[Dataset rows describing interfaces]

/---

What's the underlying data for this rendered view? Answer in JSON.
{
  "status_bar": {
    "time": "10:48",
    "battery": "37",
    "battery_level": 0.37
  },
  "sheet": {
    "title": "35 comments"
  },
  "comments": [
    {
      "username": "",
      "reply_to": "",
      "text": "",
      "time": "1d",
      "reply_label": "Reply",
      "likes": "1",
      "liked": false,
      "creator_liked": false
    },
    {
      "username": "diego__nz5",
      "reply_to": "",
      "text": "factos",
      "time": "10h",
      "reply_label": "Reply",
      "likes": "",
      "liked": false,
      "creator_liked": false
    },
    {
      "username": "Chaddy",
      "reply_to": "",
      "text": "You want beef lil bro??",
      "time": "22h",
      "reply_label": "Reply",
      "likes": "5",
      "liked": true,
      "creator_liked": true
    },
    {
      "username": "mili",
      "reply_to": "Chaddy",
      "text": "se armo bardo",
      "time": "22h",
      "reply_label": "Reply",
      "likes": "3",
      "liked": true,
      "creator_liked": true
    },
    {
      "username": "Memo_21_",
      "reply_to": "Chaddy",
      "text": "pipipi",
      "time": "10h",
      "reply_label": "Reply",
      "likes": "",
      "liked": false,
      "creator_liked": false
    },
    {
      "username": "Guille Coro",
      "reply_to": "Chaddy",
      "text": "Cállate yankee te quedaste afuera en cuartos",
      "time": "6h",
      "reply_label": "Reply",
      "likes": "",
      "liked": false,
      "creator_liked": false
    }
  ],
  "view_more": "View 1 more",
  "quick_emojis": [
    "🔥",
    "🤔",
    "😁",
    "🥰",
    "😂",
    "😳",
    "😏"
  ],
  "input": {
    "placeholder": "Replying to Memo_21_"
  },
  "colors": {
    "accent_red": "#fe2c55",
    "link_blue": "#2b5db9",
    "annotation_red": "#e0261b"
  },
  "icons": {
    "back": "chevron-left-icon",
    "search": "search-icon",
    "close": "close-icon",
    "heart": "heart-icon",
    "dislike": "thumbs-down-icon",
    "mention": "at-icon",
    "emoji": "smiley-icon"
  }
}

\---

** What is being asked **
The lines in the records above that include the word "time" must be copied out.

** Reply to the task **
    "time": "10:48",
      "time": "1d",
      "time": "10h",
      "time": "22h",
      "time": "22h",
      "time": "10h",
      "time": "6h",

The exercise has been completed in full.